Is your office a mess? Susan Alexander long realized hers was just that, and then one day over the summer she wandered into Kris Bunton’s sparkling office and became inspired. Susan returned to her Aquinas Hall office and began what she called a “renovation.” Read about it today in The Scroll.
The Parker Quartet’s residency activities will include a full-length public concert, musicianship seminars and lecture demonstrations for music students, All Hearts Listen Lectures (a series of pre-concert discussions), chamber music coaching, and master classes for string students and composition students.
Bishop Charles Morerod of Switzerland will give the first “Hot Topics: Cool Talk” lecture of the 2012-2013 academic year.
When Randy Thysse ’85 was growing up in the Minneapolis working-class suburb of Brooklyn Center, it was suggested that he learn a trade, like neighbors who were plumbers or glaziers, or maybe he could follow in his dad’s footsteps and learn carpet laying.

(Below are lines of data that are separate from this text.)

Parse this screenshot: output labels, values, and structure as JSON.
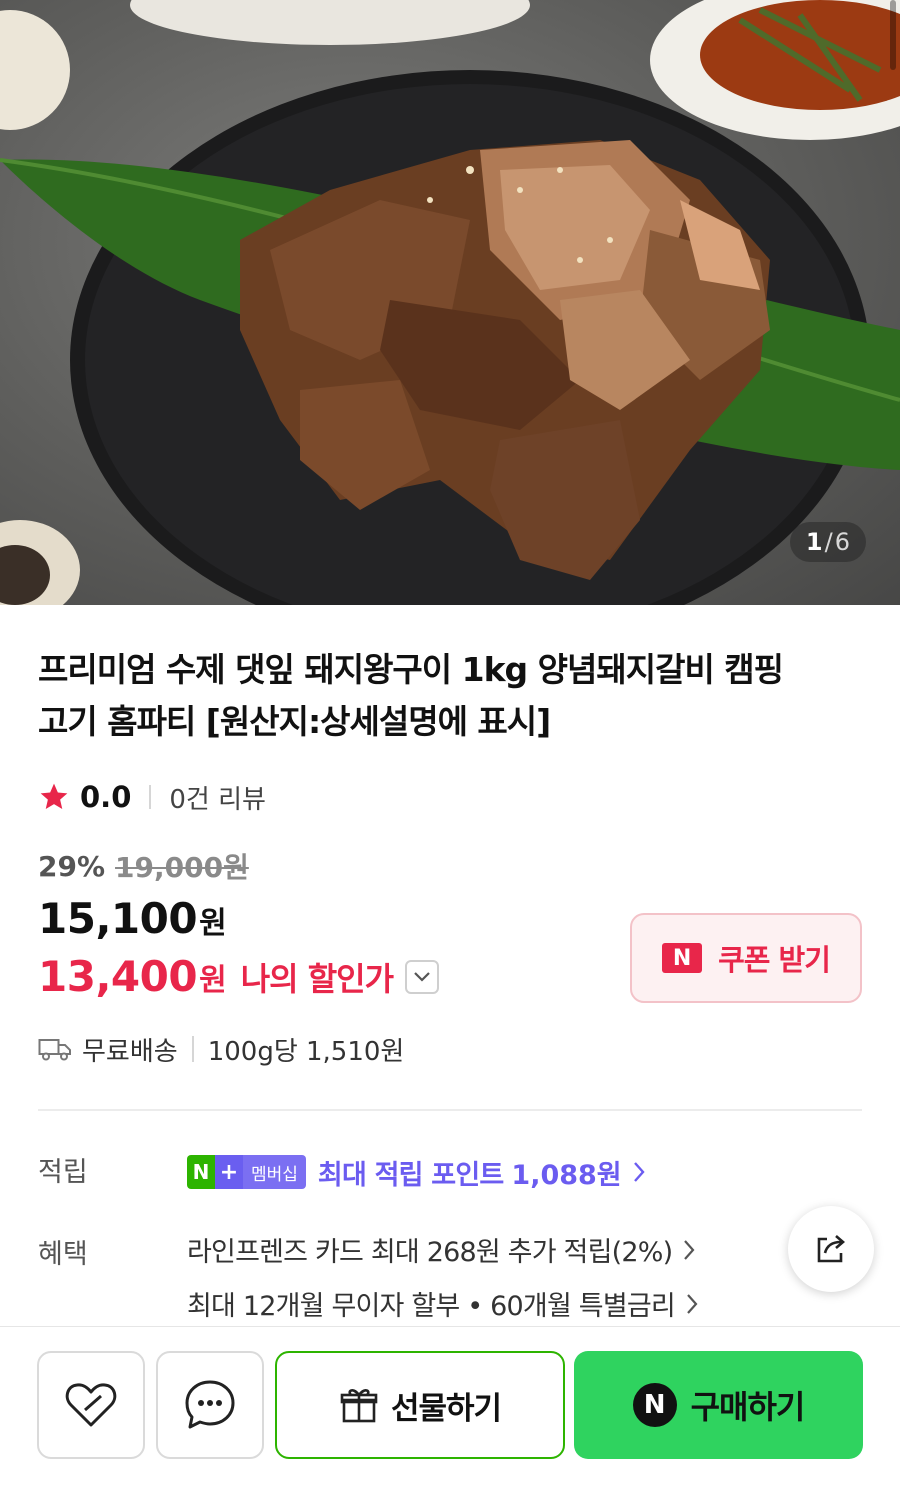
{
  "gallery": {
    "current": "1",
    "separator": "/",
    "total": "6"
  },
  "product": {
    "title": "프리미엄 수제 댓잎 돼지왕구이 1kg 양념돼지갈비 캠핑고기 홈파티 [원산지:상세설명에 표시]",
    "rating": "0.0",
    "review_count": "0건 리뷰",
    "discount_rate": "29%",
    "original_price": "19,000원",
    "price": "15,100",
    "price_unit": "원",
    "my_price": "13,400",
    "my_price_unit": "원",
    "my_price_label": "나의 할인가"
  },
  "coupon": {
    "badge": "N",
    "label": "쿠폰 받기"
  },
  "shipping": {
    "label": "무료배송",
    "unit_price": "100g당 1,510원"
  },
  "points": {
    "label": "적립",
    "badge_n": "N",
    "badge_plus": "+",
    "badge_membership": "멤버십",
    "text": "최대 적립 포인트",
    "amount": "1,088원"
  },
  "benefits": {
    "label": "혜택",
    "line1": "라인프렌즈 카드 최대 268원 추가 적립(2%)",
    "line2": "최대 12개월 무이자 할부 • 60개월 특별금리"
  },
  "bottom_bar": {
    "gift_label": "선물하기",
    "buy_badge": "N",
    "buy_label": "구매하기"
  },
  "colors": {
    "sale_red": "#e8264a",
    "naver_green": "#2db400",
    "buy_green": "#2fd35f",
    "membership_purple": "#6b5cf0"
  }
}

The trade he settled into, and which he never once considered while growing up, is sometimes called spycraft.
The program, now in its second year, is designed to create extraordinary classroom teachers.
Carol Bruess, bargain hunter extraordinaire, has discovered a deal almost too good to be true: A 10 percent discount on gasoline at the Sinclair station on Grand Avenue, thanks to the St. Thomas eXpress Card, and they’ll even wash your windows. She exudes about the deal – and the full service – today in The Scroll.

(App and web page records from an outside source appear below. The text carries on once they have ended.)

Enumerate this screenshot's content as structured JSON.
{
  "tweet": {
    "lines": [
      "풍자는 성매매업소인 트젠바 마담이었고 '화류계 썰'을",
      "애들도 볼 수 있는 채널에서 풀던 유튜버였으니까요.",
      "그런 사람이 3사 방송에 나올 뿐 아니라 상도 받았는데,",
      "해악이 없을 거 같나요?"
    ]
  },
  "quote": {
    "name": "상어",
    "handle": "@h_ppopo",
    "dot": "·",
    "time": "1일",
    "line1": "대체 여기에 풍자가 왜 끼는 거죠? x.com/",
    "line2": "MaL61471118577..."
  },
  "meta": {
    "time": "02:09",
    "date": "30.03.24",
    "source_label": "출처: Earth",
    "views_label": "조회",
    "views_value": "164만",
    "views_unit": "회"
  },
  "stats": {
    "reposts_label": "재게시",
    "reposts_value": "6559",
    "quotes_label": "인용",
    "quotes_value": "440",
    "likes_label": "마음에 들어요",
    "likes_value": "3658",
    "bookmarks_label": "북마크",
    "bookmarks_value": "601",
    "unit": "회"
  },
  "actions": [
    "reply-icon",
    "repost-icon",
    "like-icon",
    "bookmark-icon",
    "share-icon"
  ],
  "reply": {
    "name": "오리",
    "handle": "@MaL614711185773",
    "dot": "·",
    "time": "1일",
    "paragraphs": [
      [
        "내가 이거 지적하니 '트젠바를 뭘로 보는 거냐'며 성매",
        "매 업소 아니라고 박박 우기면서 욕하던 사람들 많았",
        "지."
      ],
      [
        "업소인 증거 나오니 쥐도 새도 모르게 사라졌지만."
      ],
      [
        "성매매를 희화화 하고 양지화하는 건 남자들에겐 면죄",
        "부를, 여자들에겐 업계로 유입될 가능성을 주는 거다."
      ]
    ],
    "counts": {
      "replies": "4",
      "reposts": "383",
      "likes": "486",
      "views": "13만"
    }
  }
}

Funeral services for Monsignor James Lavin will be held at 9:30 a.m. Friday, Sept. 21, in the Chapel of St. Thomas Aquinas. Archbishop John Nienstedt will celebrate the Mass of Christian Burial. Visitation is Thursday at O’Halloran and Murphy; a reception on campus will follow the funeral Friday.
Batt’s first published work, Sugarhouse, is his harrowing and often hilarious story of renovating a Salt Lake City crack house. Miller’s Y, her sixth collection of poetry, “describes motherhood with a broad-ranging intelligence, a fierce humor, and an elegant, emotive poetic line,” according to her publisher, Graywolf Press. Batt and Miller are faculty members in the English Department and will read from their works on Friday, Sept. 21.

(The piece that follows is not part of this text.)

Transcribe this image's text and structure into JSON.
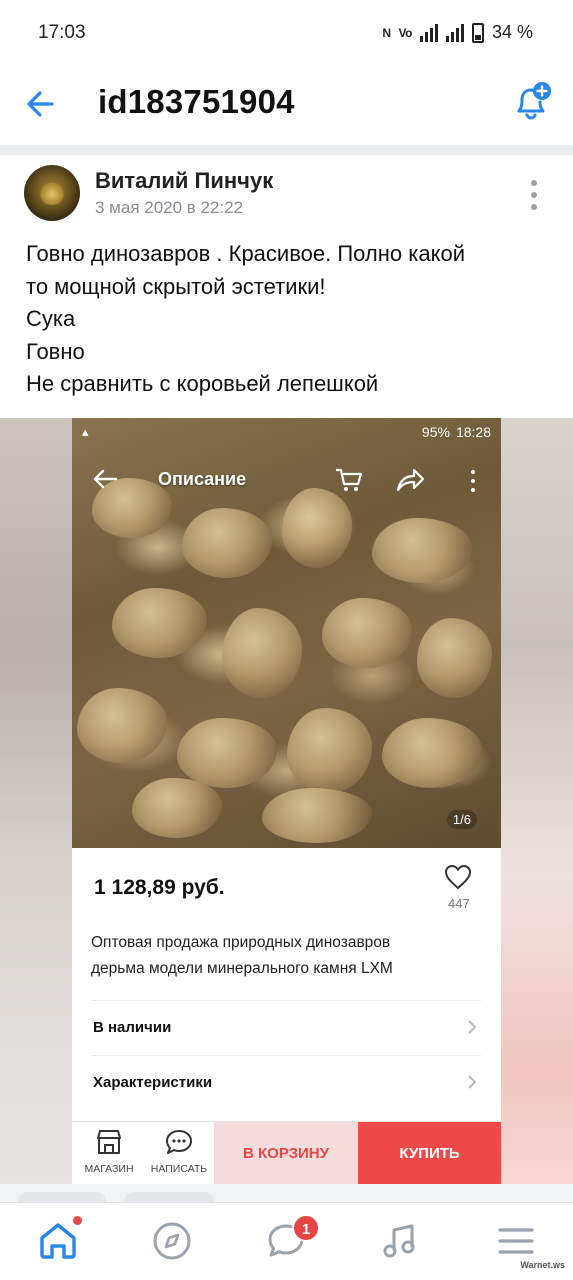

Many community members are taking to social media to pay tribute to Monsignor James Lavin, who died Monday, Sept. 17, at age 93. Read what some of you had to say.
Lavin died of natural causes at the end of an early-morning Mass celebrated in his room by Father Joseph Johnson, pastor of Holy Family parish in St. Louis Park. Johnson had anointed Lavin and given him Communion shortly before he died.
Steve Trost retires Wednesday as greenhouse manager at St. Thomas. Dave Nimmer, writing in The Scroll, talks about his buddy’s 32 years of working magic in flower beds and collaborating with biology students and professors.
David Yates, the History Department’s lead history tutor, was one of five students who presented research papers at a symposium at Mississippi State University over Memorial Day weekend last May. He describes his presentation on “The Nullification Crisis of 1832” “as the culmination of my work over the years. It was the realization of the whole process.” Nullification occasionally makes news even today.
U.S. News & World Report magazine has given favorable rankings to undergraduate engineering and business programs at St. Thomas.
Junior Lisa Weier wasn’t fond of history classes in high school, but she has a special appreciation for the subject matter these days as she learns more about St. Thomas and people such as John Ireland, Thomas Grace and William Finn. Read her history lesson today in The Scroll.
Co-sponsored by the Opus College of Business and its Health Care MBA, the program will include a poster session, panel discussion, and remarks by former U.S. Sen. Dave Durenberger and U.S. Surgeon General Regina Benjamin.